What the task asks: Please return the listing exactly as it stands, skipping any pictures.

Data under study:
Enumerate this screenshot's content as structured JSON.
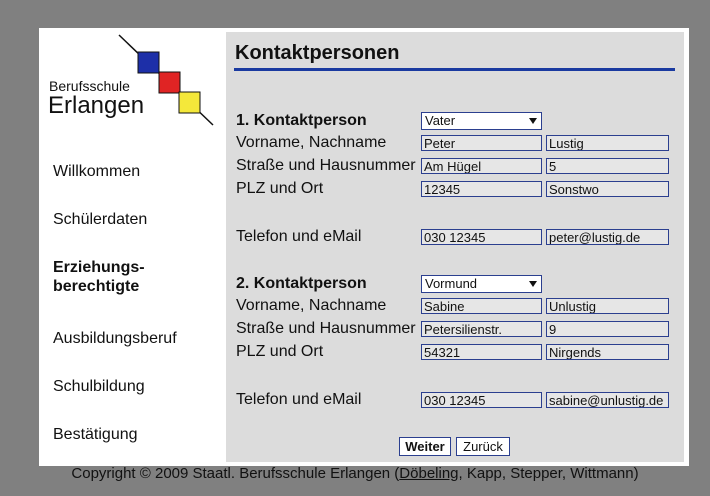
{
  "logo": {
    "line1": "Berufsschule",
    "line2": "Erlangen"
  },
  "sidebar": {
    "items": [
      {
        "label": "Willkommen"
      },
      {
        "label": "Schülerdaten"
      },
      {
        "label": "Erziehungs-berechtigte"
      },
      {
        "label": "Ausbildungsberuf"
      },
      {
        "label": "Schulbildung"
      },
      {
        "label": "Bestätigung"
      }
    ]
  },
  "main": {
    "title": "Kontaktpersonen",
    "labels": {
      "name": "Vorname, Nachname",
      "street": "Straße und Hausnummer",
      "city": "PLZ und Ort",
      "phone": "Telefon und eMail"
    },
    "contacts": [
      {
        "heading": "1. Kontaktperson",
        "relation": "Vater",
        "firstname": "Peter",
        "lastname": "Lustig",
        "street": "Am Hügel",
        "housenumber": "5",
        "zip": "12345",
        "city": "Sonstwo",
        "phone": "030 12345",
        "email": "peter@lustig.de"
      },
      {
        "heading": "2. Kontaktperson",
        "relation": "Vormund",
        "firstname": "Sabine",
        "lastname": "Unlustig",
        "street": "Petersilienstr.",
        "housenumber": "9",
        "zip": "54321",
        "city": "Nirgends",
        "phone": "030 12345",
        "email": "sabine@unlustig.de"
      }
    ],
    "buttons": {
      "next": "Weiter",
      "back": "Zurück"
    }
  },
  "footer": {
    "prefix": "Copyright © 2009 Staatl. Berufsschule Erlangen (",
    "link": "Döbeling",
    "suffix": ", Kapp, Stepper, Wittmann)"
  },
  "colors": {
    "accent": "#1a3aa0",
    "logo_blue": "#1d2fa8",
    "logo_red": "#e02424",
    "logo_yellow": "#f4e83a"
  }
}
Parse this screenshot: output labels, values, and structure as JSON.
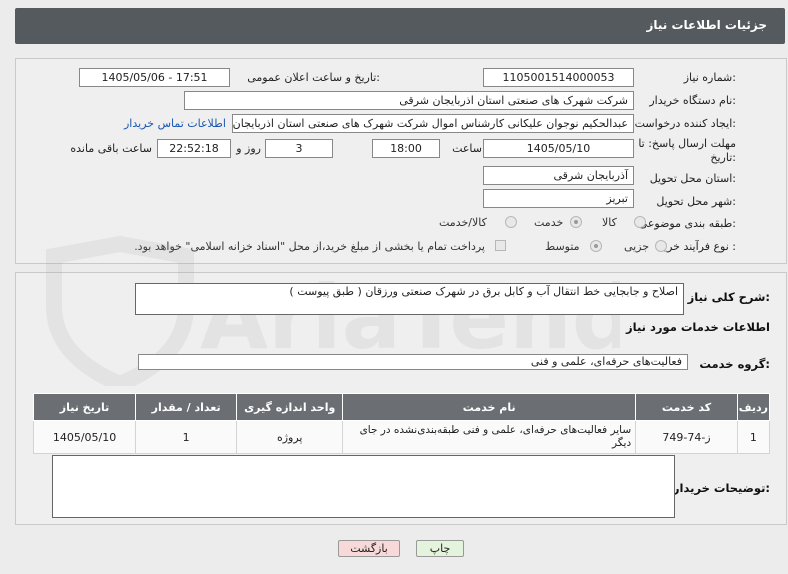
{
  "header": {
    "title": "جزئیات اطلاعات نیاز"
  },
  "form": {
    "need_number": {
      "label": "شماره نیاز:",
      "value": "1105001514000053"
    },
    "announce_datetime": {
      "label": "تاریخ و ساعت اعلان عمومی:",
      "value": "1405/05/06 - 17:51"
    },
    "buyer_org": {
      "label": "نام دستگاه خریدار:",
      "value": "شرکت شهرک های صنعتی استان اذربایجان شرقی"
    },
    "requester": {
      "label": "ایجاد کننده درخواست:",
      "value": "عبدالحکیم نوجوان علیکانی کارشناس اموال شرکت شهرک های صنعتی استان اذربایجان شرقی"
    },
    "buyer_contact_link": "اطلاعات تماس خریدار",
    "deadline": {
      "label": "مهلت ارسال پاسخ: تا تاریخ:",
      "date": "1405/05/10",
      "time_label": "ساعت",
      "time": "18:00",
      "days": "3",
      "days_label": "روز و",
      "remaining": "22:52:18",
      "remaining_label": "ساعت باقی مانده"
    },
    "delivery_province": {
      "label": "استان محل تحویل:",
      "value": "آذربایجان شرقی"
    },
    "delivery_city": {
      "label": "شهر محل تحویل:",
      "value": "تبریز"
    },
    "category": {
      "label": "طبقه بندی موضوعی:",
      "options": [
        "کالا",
        "خدمت",
        "کالا/خدمت"
      ],
      "selected": "خدمت"
    },
    "purchase_type": {
      "label": "نوع فرآیند خرید :",
      "options": [
        "جزیی",
        "متوسط"
      ],
      "selected": "متوسط",
      "treasury_note": "پرداخت تمام یا بخشی از مبلغ خرید،از محل \"اسناد خزانه اسلامی\" خواهد بود."
    }
  },
  "description": {
    "label": "شرح کلی نیاز:",
    "value": "اصلاح و جابجایی خط انتقال آب و کابل برق در شهرک صنعتی ورزقان ( طبق پیوست )"
  },
  "services_section": {
    "title": "اطلاعات خدمات مورد نیاز",
    "group_label": "گروه خدمت:",
    "group_value": "فعالیت‌های حرفه‌ای، علمی و فنی",
    "table": {
      "headers": [
        "ردیف",
        "کد خدمت",
        "نام خدمت",
        "واحد اندازه گیری",
        "تعداد / مقدار",
        "تاریخ نیاز"
      ],
      "rows": [
        [
          "1",
          "ز-74-749",
          "سایر فعالیت‌های حرفه‌ای، علمی و فنی طبقه‌بندی‌نشده در جای دیگر",
          "پروژه",
          "1",
          "1405/05/10"
        ]
      ]
    }
  },
  "buyer_notes": {
    "label": "توضیحات خریدار:",
    "value": ""
  },
  "buttons": {
    "print": "چاپ",
    "back": "بازگشت"
  },
  "watermark": {
    "text": "AriaTender.net"
  },
  "colors": {
    "header_bg": "#555a5e",
    "table_header_bg": "#6b6f73",
    "link": "#1a56b0",
    "back_button_bg": "#f7d9d9",
    "print_button_bg": "#e4f4dc"
  }
}
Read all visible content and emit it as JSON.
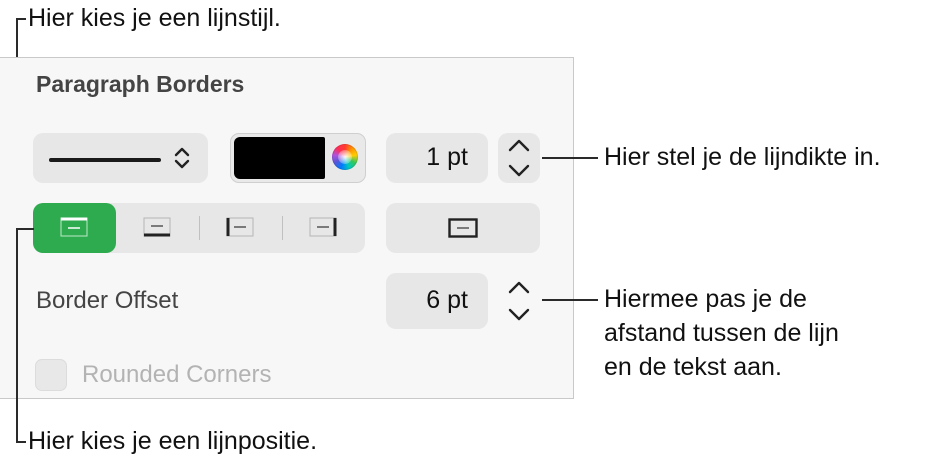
{
  "callouts": {
    "line_style": "Hier kies je een lijnstijl.",
    "line_width": "Hier stel je de lijndikte in.",
    "offset_line1": "Hiermee pas je de",
    "offset_line2": "afstand tussen de lijn",
    "offset_line3": "en de tekst aan.",
    "position": "Hier kies je een lijnpositie."
  },
  "panel": {
    "title": "Paragraph Borders",
    "line_style": {
      "selected": "solid",
      "icon": "updown-chevron-icon"
    },
    "color_well": {
      "color": "#000000",
      "icon": "color-wheel-icon"
    },
    "width_field": {
      "value": "1 pt"
    },
    "border_positions": [
      {
        "name": "top",
        "selected": true
      },
      {
        "name": "bottom",
        "selected": false
      },
      {
        "name": "left",
        "selected": false
      },
      {
        "name": "right",
        "selected": false
      }
    ],
    "border_all": {
      "name": "box"
    },
    "border_offset": {
      "label": "Border Offset",
      "value": "6 pt"
    },
    "rounded_corners": {
      "label": "Rounded Corners",
      "checked": false,
      "enabled": false
    }
  },
  "colors": {
    "accent": "#2eab4f",
    "panel_bg": "#f7f7f7",
    "control_bg": "#e7e7e7"
  }
}
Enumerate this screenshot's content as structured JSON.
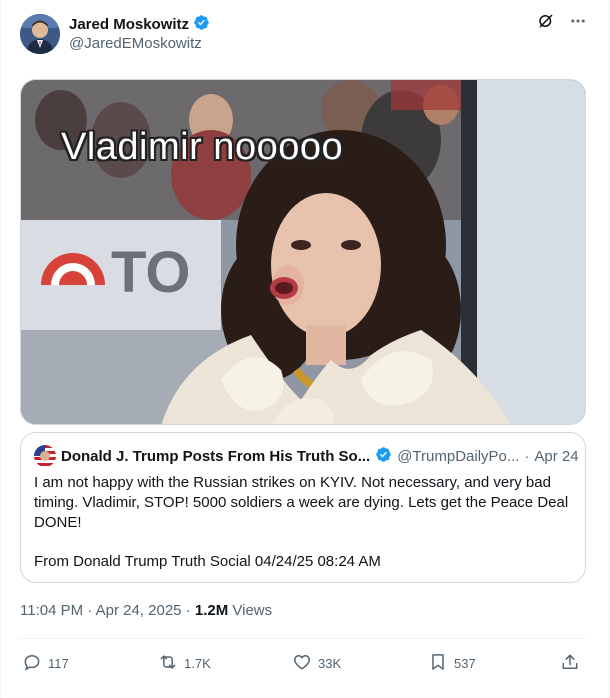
{
  "author": {
    "name": "Jared Moskowitz",
    "handle": "@JaredEMoskowitz",
    "verified_color": "#1d9bf0"
  },
  "media": {
    "caption": "Vladimir nooooo",
    "background_sign_text": "TO"
  },
  "quoted_post": {
    "name": "Donald J. Trump Posts From His Truth So...",
    "handle": "@TrumpDailyPo...",
    "separator": "·",
    "date": "Apr 24",
    "body": "I am not happy with the Russian strikes on KYIV. Not necessary, and very bad timing. Vladimir, STOP! 5000 soldiers a week are dying. Lets get the Peace Deal DONE!",
    "footer": "From Donald Trump Truth Social 04/24/25 08:24 AM"
  },
  "meta": {
    "time": "11:04 PM",
    "separator": "·",
    "date": "Apr 24, 2025",
    "separator2": "·",
    "views_count": "1.2M",
    "views_label": "Views"
  },
  "actions": {
    "replies": "117",
    "reposts": "1.7K",
    "likes": "33K",
    "bookmarks": "537"
  },
  "icons": [
    "verified-badge-icon",
    "grok-icon",
    "more-icon",
    "reply-icon",
    "repost-icon",
    "like-icon",
    "bookmark-icon",
    "share-icon"
  ]
}
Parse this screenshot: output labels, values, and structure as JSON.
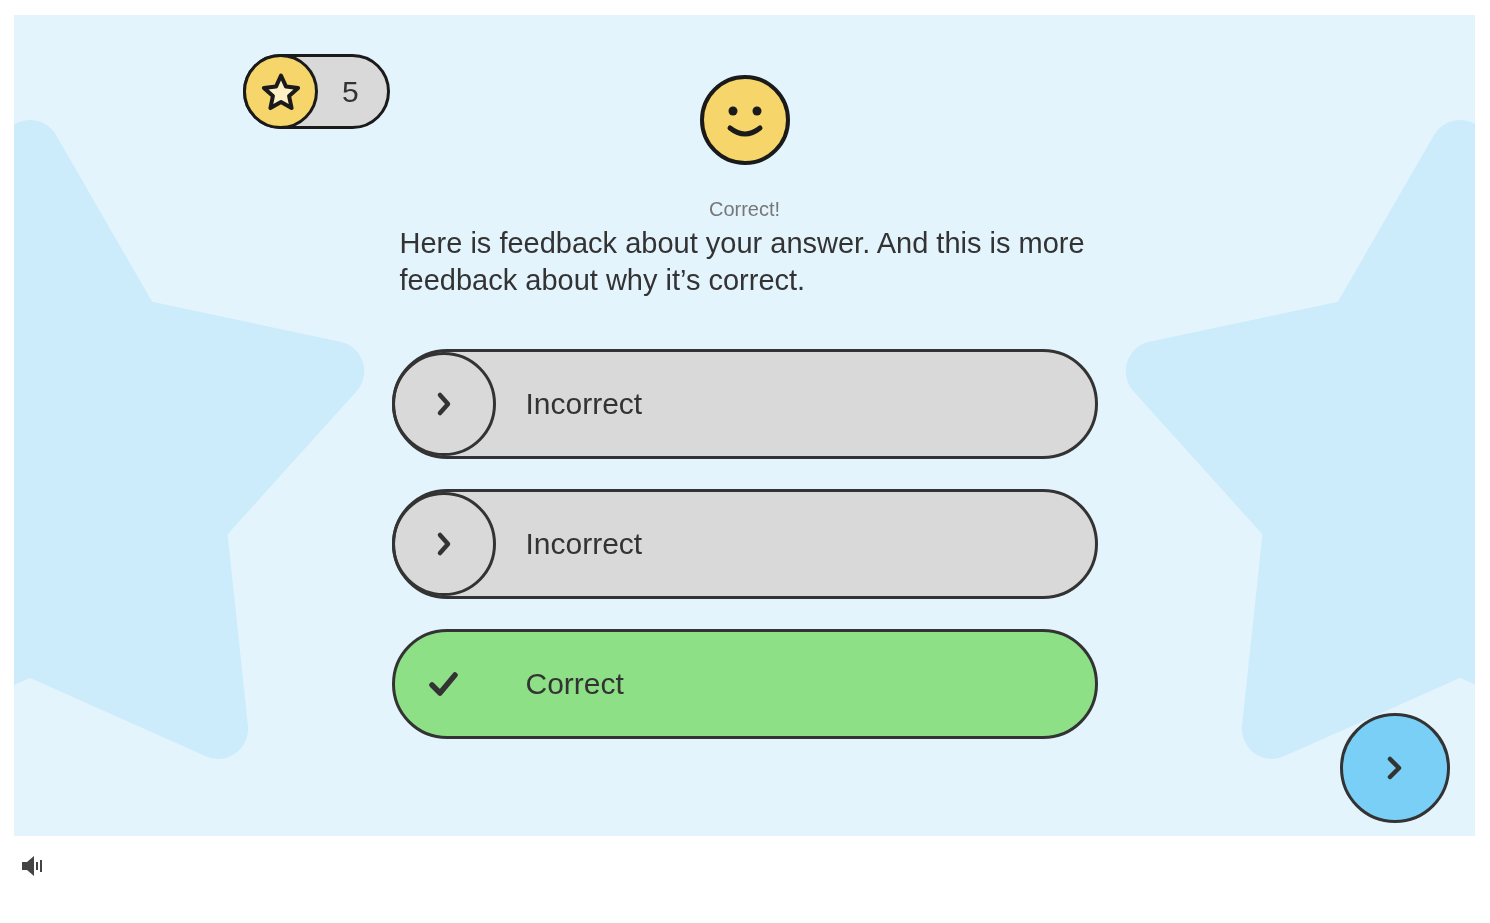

Task answer:
Enumerate this screenshot's content as structured JSON.
{
  "logo": {
    "line1": "Berufsschule",
    "line2": "Erlangen"
  },
  "sidebar": {
    "items": [
      {
        "label": "Willkommen"
      },
      {
        "label": "Schülerdaten"
      },
      {
        "label": "Erziehungs-berechtigte"
      },
      {
        "label": "Ausbildungsberuf"
      },
      {
        "label": "Schulbildung"
      },
      {
        "label": "Bestätigung"
      }
    ]
  },
  "main": {
    "title": "Kontaktpersonen",
    "labels": {
      "name": "Vorname, Nachname",
      "street": "Straße und Hausnummer",
      "city": "PLZ und Ort",
      "phone": "Telefon und eMail"
    },
    "contacts": [
      {
        "heading": "1. Kontaktperson",
        "relation": "Vater",
        "firstname": "Peter",
        "lastname": "Lustig",
        "street": "Am Hügel",
        "housenumber": "5",
        "zip": "12345",
        "city": "Sonstwo",
        "phone": "030 12345",
        "email": "peter@lustig.de"
      },
      {
        "heading": "2. Kontaktperson",
        "relation": "Vormund",
        "firstname": "Sabine",
        "lastname": "Unlustig",
        "street": "Petersilienstr.",
        "housenumber": "9",
        "zip": "54321",
        "city": "Nirgends",
        "phone": "030 12345",
        "email": "sabine@unlustig.de"
      }
    ],
    "buttons": {
      "next": "Weiter",
      "back": "Zurück"
    }
  },
  "footer": {
    "prefix": "Copyright © 2009 Staatl. Berufsschule Erlangen (",
    "link": "Döbeling",
    "suffix": ", Kapp, Stepper, Wittmann)"
  },
  "colors": {
    "accent": "#1a3aa0",
    "logo_blue": "#1d2fa8",
    "logo_red": "#e02424",
    "logo_yellow": "#f4e83a"
  }
}
Parse this screenshot: output labels, values, and structure as JSON.
{
  "header": {
    "title": "جزئیات اطلاعات نیاز"
  },
  "form": {
    "need_number": {
      "label": "شماره نیاز:",
      "value": "1105001514000053"
    },
    "announce_datetime": {
      "label": "تاریخ و ساعت اعلان عمومی:",
      "value": "1405/05/06 - 17:51"
    },
    "buyer_org": {
      "label": "نام دستگاه خریدار:",
      "value": "شرکت شهرک های صنعتی استان اذربایجان شرقی"
    },
    "requester": {
      "label": "ایجاد کننده درخواست:",
      "value": "عبدالحکیم نوجوان علیکانی کارشناس اموال شرکت شهرک های صنعتی استان اذربایجان شرقی"
    },
    "buyer_contact_link": "اطلاعات تماس خریدار",
    "deadline": {
      "label": "مهلت ارسال پاسخ: تا تاریخ:",
      "date": "1405/05/10",
      "time_label": "ساعت",
      "time": "18:00",
      "days": "3",
      "days_label": "روز و",
      "remaining": "22:52:18",
      "remaining_label": "ساعت باقی مانده"
    },
    "delivery_province": {
      "label": "استان محل تحویل:",
      "value": "آذربایجان شرقی"
    },
    "delivery_city": {
      "label": "شهر محل تحویل:",
      "value": "تبریز"
    },
    "category": {
      "label": "طبقه بندی موضوعی:",
      "options": [
        "کالا",
        "خدمت",
        "کالا/خدمت"
      ],
      "selected": "خدمت"
    },
    "purchase_type": {
      "label": "نوع فرآیند خرید :",
      "options": [
        "جزیی",
        "متوسط"
      ],
      "selected": "متوسط",
      "treasury_note": "پرداخت تمام یا بخشی از مبلغ خرید،از محل \"اسناد خزانه اسلامی\" خواهد بود."
    }
  },
  "description": {
    "label": "شرح کلی نیاز:",
    "value": "اصلاح و جابجایی خط انتقال آب و کابل برق در شهرک صنعتی ورزقان ( طبق پیوست )"
  },
  "services_section": {
    "title": "اطلاعات خدمات مورد نیاز",
    "group_label": "گروه خدمت:",
    "group_value": "فعالیت‌های حرفه‌ای، علمی و فنی",
    "table": {
      "headers": [
        "ردیف",
        "کد خدمت",
        "نام خدمت",
        "واحد اندازه گیری",
        "تعداد / مقدار",
        "تاریخ نیاز"
      ],
      "rows": [
        [
          "1",
          "ز-74-749",
          "سایر فعالیت‌های حرفه‌ای، علمی و فنی طبقه‌بندی‌نشده در جای دیگر",
          "پروژه",
          "1",
          "1405/05/10"
        ]
      ]
    }
  },
  "buyer_notes": {
    "label": "توضیحات خریدار:",
    "value": ""
  },
  "buttons": {
    "print": "چاپ",
    "back": "بازگشت"
  },
  "watermark": {
    "text": "AriaTender.net"
  },
  "colors": {
    "header_bg": "#555a5e",
    "table_header_bg": "#6b6f73",
    "link": "#1a56b0",
    "back_button_bg": "#f7d9d9",
    "print_button_bg": "#e4f4dc"
  }
}
Read all visible content and emit it as JSON.
{
  "callouts": {
    "line_style": "Hier kies je een lijnstijl.",
    "line_width": "Hier stel je de lijndikte in.",
    "offset_line1": "Hiermee pas je de",
    "offset_line2": "afstand tussen de lijn",
    "offset_line3": "en de tekst aan.",
    "position": "Hier kies je een lijnpositie."
  },
  "panel": {
    "title": "Paragraph Borders",
    "line_style": {
      "selected": "solid",
      "icon": "updown-chevron-icon"
    },
    "color_well": {
      "color": "#000000",
      "icon": "color-wheel-icon"
    },
    "width_field": {
      "value": "1 pt"
    },
    "border_positions": [
      {
        "name": "top",
        "selected": true
      },
      {
        "name": "bottom",
        "selected": false
      },
      {
        "name": "left",
        "selected": false
      },
      {
        "name": "right",
        "selected": false
      }
    ],
    "border_all": {
      "name": "box"
    },
    "border_offset": {
      "label": "Border Offset",
      "value": "6 pt"
    },
    "rounded_corners": {
      "label": "Rounded Corners",
      "checked": false,
      "enabled": false
    }
  },
  "colors": {
    "accent": "#2eab4f",
    "panel_bg": "#f7f7f7",
    "control_bg": "#e7e7e7"
  }
}
Enumerate this screenshot's content as structured JSON.
{
  "author": {
    "name": "Jared Moskowitz",
    "handle": "@JaredEMoskowitz",
    "verified_color": "#1d9bf0"
  },
  "media": {
    "caption": "Vladimir nooooo",
    "background_sign_text": "TO"
  },
  "quoted_post": {
    "name": "Donald J. Trump Posts From His Truth So...",
    "handle": "@TrumpDailyPo...",
    "separator": "·",
    "date": "Apr 24",
    "body": "I am not happy with the Russian strikes on KYIV. Not necessary, and very bad timing. Vladimir, STOP! 5000 soldiers a week are dying. Lets get the Peace Deal DONE!",
    "footer": "From Donald Trump Truth Social 04/24/25 08:24 AM"
  },
  "meta": {
    "time": "11:04 PM",
    "separator": "·",
    "date": "Apr 24, 2025",
    "separator2": "·",
    "views_count": "1.2M",
    "views_label": "Views"
  },
  "actions": {
    "replies": "117",
    "reposts": "1.7K",
    "likes": "33K",
    "bookmarks": "537"
  },
  "icons": [
    "verified-badge-icon",
    "grok-icon",
    "more-icon",
    "reply-icon",
    "repost-icon",
    "like-icon",
    "bookmark-icon",
    "share-icon"
  ]
}
Parse this screenshot: output labels, values, and structure as JSON.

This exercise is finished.